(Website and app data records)
──────────────────────────────

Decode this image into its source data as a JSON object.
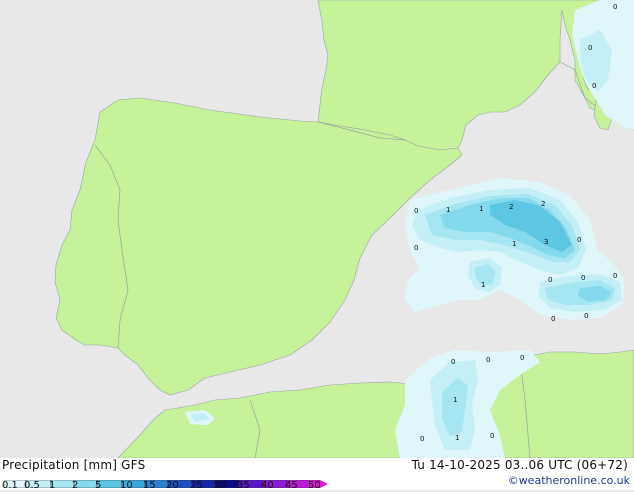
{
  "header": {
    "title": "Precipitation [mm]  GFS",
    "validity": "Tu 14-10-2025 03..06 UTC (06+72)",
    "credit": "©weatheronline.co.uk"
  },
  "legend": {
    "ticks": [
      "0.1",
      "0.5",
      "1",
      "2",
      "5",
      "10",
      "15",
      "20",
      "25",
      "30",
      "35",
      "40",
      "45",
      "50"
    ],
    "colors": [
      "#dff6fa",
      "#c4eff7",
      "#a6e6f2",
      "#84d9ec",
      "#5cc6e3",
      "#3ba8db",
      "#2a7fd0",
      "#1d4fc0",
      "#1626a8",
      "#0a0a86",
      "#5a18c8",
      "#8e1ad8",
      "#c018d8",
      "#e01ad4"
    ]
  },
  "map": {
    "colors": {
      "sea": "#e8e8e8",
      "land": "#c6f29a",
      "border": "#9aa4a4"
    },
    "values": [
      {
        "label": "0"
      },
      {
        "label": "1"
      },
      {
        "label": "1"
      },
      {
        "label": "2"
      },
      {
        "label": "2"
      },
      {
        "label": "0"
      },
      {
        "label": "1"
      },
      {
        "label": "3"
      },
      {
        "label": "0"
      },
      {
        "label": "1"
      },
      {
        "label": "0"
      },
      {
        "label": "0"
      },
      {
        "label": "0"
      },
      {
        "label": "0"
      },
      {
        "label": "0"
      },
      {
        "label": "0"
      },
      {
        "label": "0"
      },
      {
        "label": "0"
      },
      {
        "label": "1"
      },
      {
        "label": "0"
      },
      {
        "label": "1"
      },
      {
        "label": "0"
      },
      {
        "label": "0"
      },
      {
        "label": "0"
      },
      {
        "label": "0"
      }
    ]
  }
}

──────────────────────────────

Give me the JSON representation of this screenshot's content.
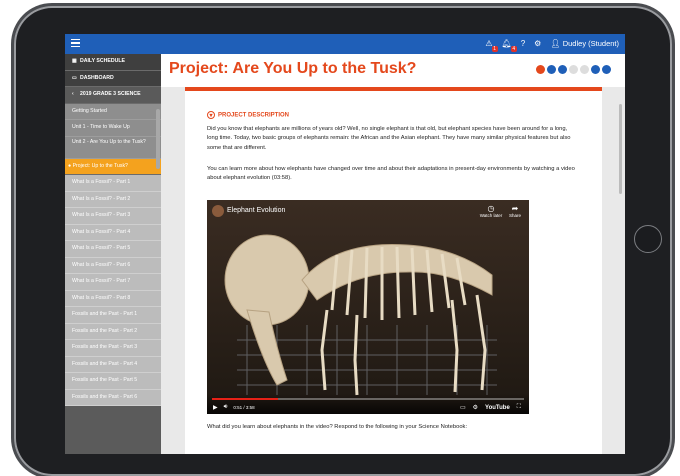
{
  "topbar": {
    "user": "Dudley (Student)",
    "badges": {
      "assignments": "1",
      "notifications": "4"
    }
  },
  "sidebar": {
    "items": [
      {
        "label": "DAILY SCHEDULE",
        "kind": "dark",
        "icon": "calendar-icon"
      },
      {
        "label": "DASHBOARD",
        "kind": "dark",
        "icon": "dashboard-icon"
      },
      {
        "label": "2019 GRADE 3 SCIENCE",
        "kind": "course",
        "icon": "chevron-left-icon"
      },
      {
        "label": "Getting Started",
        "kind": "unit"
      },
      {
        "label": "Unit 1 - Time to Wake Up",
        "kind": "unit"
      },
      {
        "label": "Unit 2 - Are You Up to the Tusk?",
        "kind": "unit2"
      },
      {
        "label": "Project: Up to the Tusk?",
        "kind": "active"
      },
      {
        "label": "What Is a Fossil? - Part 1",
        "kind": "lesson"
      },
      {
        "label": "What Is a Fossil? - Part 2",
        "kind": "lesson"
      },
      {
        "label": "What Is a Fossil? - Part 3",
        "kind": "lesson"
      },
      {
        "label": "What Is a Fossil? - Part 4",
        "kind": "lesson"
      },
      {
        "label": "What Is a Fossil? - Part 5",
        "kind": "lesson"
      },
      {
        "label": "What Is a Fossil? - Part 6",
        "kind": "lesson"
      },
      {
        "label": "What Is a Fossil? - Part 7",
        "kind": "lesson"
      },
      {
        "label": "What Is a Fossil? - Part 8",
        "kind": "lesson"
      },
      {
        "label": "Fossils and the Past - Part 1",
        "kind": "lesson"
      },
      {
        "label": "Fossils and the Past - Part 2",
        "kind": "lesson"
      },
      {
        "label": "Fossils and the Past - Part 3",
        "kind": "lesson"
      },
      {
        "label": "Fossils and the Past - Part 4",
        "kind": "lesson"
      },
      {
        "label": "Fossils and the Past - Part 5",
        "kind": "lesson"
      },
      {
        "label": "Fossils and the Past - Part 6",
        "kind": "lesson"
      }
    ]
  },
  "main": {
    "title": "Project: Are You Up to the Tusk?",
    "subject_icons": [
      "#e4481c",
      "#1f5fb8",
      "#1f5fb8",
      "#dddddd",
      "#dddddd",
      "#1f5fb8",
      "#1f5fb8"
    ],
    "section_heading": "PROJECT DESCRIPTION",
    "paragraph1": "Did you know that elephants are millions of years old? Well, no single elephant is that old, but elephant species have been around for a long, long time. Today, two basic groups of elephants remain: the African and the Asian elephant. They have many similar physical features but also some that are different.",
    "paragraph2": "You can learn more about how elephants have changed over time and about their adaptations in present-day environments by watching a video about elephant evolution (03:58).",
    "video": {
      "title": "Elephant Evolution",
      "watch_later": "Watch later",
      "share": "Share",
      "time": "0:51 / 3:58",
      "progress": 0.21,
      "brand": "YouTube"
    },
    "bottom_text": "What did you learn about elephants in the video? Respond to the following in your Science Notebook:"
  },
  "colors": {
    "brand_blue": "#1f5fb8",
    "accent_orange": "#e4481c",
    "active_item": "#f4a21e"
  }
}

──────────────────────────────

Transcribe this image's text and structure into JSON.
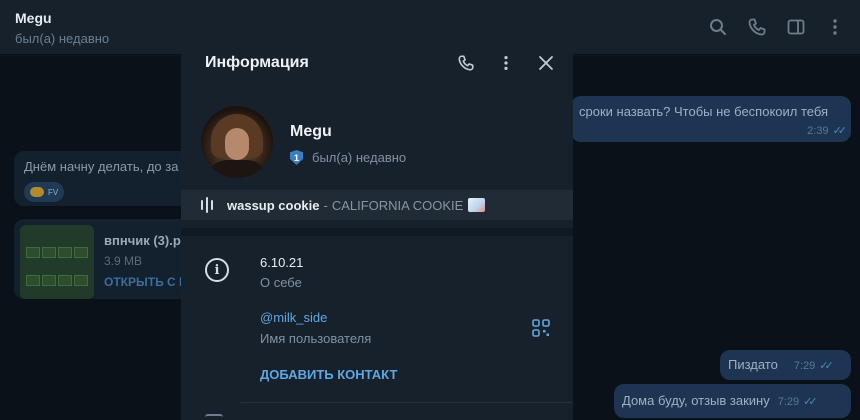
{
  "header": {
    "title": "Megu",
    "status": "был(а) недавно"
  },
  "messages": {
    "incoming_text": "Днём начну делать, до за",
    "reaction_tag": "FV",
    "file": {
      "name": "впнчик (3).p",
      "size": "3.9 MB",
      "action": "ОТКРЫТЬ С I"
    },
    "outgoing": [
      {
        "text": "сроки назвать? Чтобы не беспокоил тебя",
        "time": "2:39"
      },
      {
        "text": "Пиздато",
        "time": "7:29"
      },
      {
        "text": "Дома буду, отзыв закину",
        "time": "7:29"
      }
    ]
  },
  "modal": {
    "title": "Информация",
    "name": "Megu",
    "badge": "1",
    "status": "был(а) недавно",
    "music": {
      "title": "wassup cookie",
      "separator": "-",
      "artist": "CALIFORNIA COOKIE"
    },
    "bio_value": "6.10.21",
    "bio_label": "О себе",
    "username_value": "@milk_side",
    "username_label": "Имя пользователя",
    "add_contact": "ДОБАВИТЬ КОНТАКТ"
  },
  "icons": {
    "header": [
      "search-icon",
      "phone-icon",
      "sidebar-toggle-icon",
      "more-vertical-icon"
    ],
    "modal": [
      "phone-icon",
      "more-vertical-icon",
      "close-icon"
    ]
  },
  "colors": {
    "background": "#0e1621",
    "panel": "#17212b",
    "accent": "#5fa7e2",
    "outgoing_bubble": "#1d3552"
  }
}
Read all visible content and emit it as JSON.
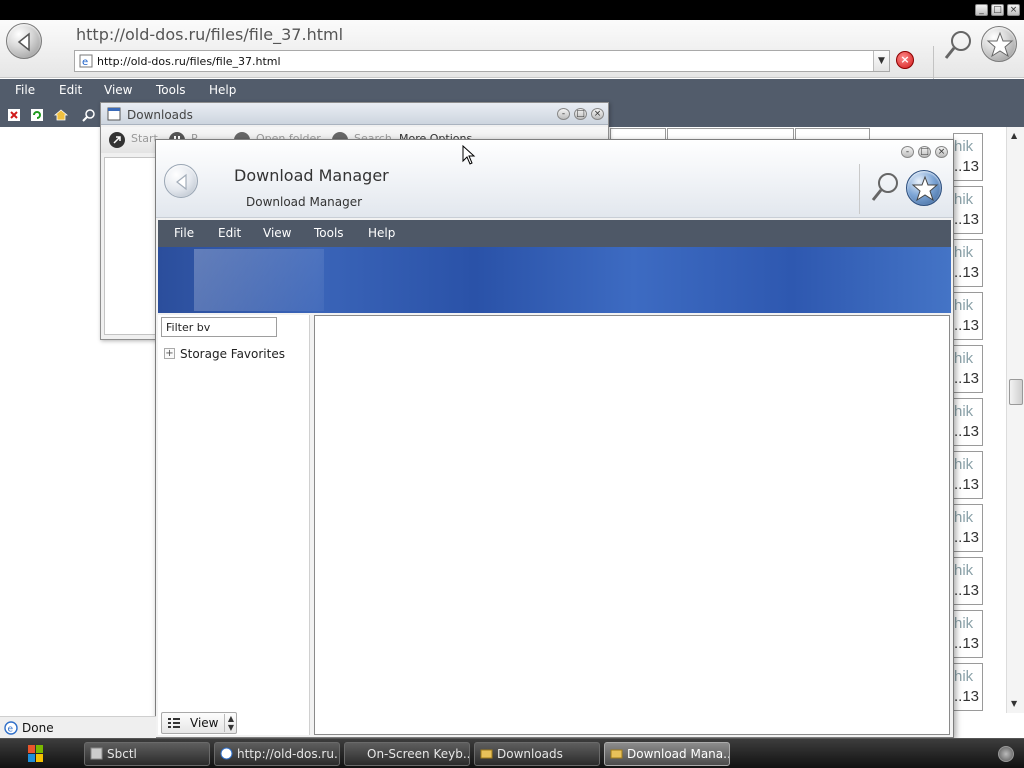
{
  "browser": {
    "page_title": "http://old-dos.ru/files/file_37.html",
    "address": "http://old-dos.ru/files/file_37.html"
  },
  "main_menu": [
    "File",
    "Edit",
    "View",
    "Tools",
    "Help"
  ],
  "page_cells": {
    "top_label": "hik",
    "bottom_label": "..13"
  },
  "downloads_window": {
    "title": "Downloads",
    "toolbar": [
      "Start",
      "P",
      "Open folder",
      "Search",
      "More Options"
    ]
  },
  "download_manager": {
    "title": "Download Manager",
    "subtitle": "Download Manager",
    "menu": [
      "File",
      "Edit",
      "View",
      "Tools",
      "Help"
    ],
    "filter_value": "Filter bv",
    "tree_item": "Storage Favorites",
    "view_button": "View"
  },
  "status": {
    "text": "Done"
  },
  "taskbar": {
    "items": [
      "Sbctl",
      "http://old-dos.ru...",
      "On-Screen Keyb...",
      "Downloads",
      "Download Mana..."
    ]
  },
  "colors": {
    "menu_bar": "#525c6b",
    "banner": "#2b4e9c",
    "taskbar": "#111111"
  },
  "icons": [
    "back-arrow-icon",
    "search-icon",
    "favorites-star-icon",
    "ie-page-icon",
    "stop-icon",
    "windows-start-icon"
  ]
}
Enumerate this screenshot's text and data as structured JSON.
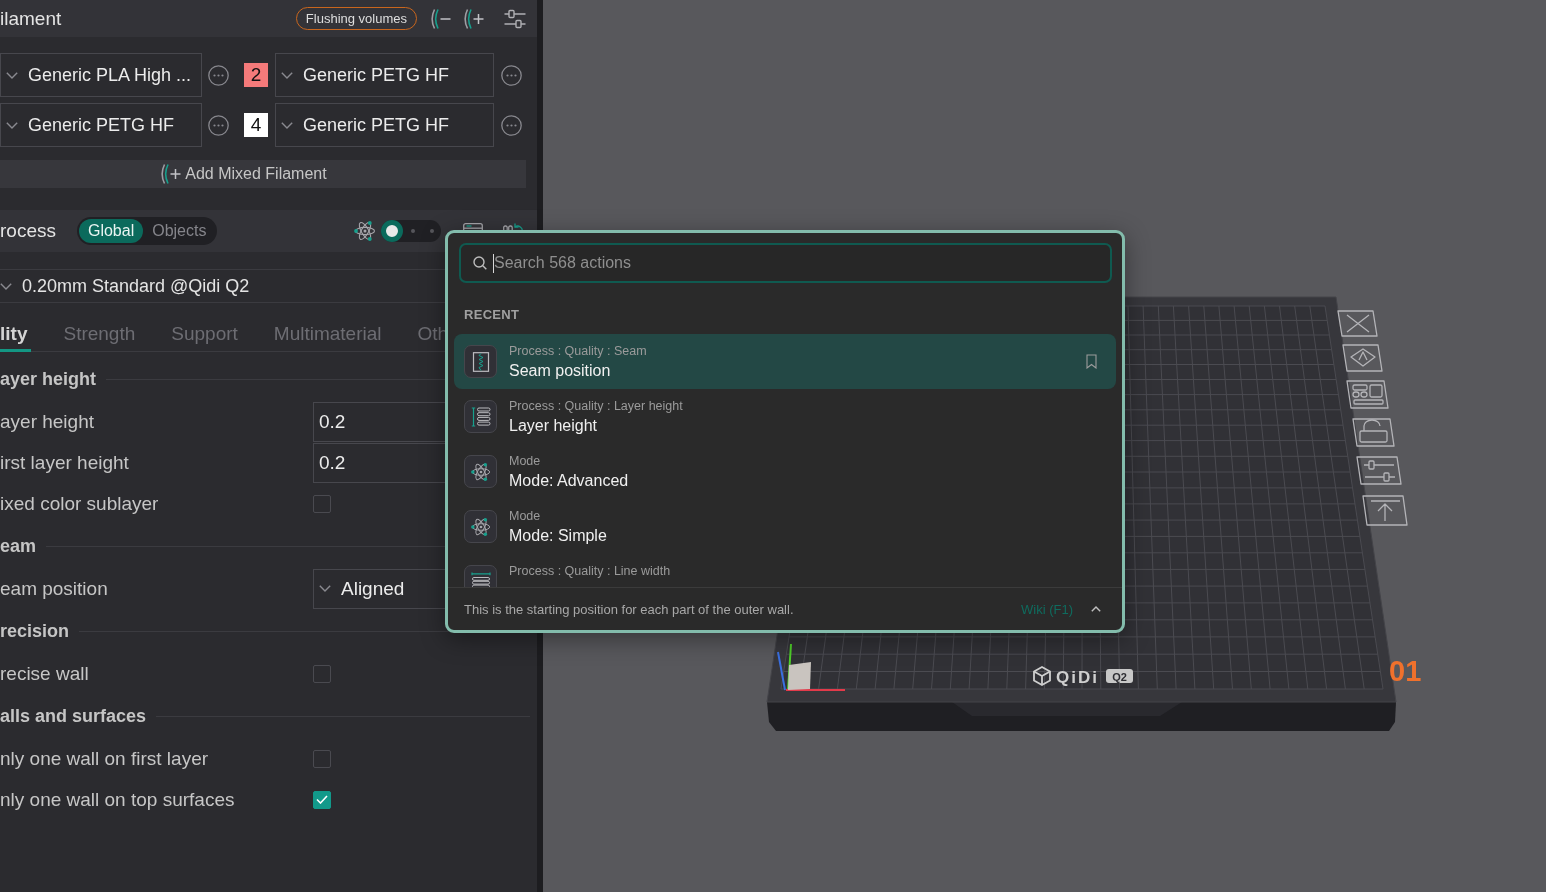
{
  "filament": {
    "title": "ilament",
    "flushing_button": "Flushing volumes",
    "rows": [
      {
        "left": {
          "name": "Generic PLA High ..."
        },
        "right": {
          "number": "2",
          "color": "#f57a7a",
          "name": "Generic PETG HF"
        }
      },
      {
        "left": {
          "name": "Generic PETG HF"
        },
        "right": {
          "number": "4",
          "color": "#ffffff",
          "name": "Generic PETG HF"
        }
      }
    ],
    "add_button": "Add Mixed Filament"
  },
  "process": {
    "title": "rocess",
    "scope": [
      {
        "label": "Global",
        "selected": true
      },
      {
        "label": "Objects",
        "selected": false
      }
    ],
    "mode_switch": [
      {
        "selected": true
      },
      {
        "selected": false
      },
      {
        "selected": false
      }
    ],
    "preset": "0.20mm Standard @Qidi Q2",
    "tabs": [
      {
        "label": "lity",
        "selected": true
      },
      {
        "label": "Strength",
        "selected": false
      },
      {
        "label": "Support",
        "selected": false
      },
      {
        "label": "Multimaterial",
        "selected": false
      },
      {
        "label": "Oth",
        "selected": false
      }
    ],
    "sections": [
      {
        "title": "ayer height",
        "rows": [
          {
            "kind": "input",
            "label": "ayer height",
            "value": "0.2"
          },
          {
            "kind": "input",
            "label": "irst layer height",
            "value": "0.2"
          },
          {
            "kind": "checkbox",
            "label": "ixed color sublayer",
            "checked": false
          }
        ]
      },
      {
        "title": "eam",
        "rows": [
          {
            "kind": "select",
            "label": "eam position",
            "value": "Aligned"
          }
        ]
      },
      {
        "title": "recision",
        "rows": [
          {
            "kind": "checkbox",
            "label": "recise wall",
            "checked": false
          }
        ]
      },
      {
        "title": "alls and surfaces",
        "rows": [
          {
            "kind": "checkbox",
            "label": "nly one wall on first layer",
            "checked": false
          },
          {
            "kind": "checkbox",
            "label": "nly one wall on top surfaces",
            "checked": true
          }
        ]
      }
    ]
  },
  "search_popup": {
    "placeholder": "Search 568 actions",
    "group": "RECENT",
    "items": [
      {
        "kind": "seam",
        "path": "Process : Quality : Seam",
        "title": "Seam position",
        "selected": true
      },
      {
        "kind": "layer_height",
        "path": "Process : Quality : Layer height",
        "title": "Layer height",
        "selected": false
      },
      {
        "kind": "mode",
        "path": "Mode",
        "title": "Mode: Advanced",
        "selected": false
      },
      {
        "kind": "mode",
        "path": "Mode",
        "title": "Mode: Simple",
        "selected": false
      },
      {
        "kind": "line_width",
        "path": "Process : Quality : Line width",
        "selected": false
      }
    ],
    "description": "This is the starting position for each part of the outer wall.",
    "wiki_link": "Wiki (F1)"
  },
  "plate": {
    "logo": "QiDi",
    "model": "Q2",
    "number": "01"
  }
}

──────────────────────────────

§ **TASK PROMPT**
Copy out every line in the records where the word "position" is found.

§ **YOUR SOLUTION**
            "label": "eam position",
        "title": "Seam position",
    "description": "This is the starting position for each part of the outer wall.",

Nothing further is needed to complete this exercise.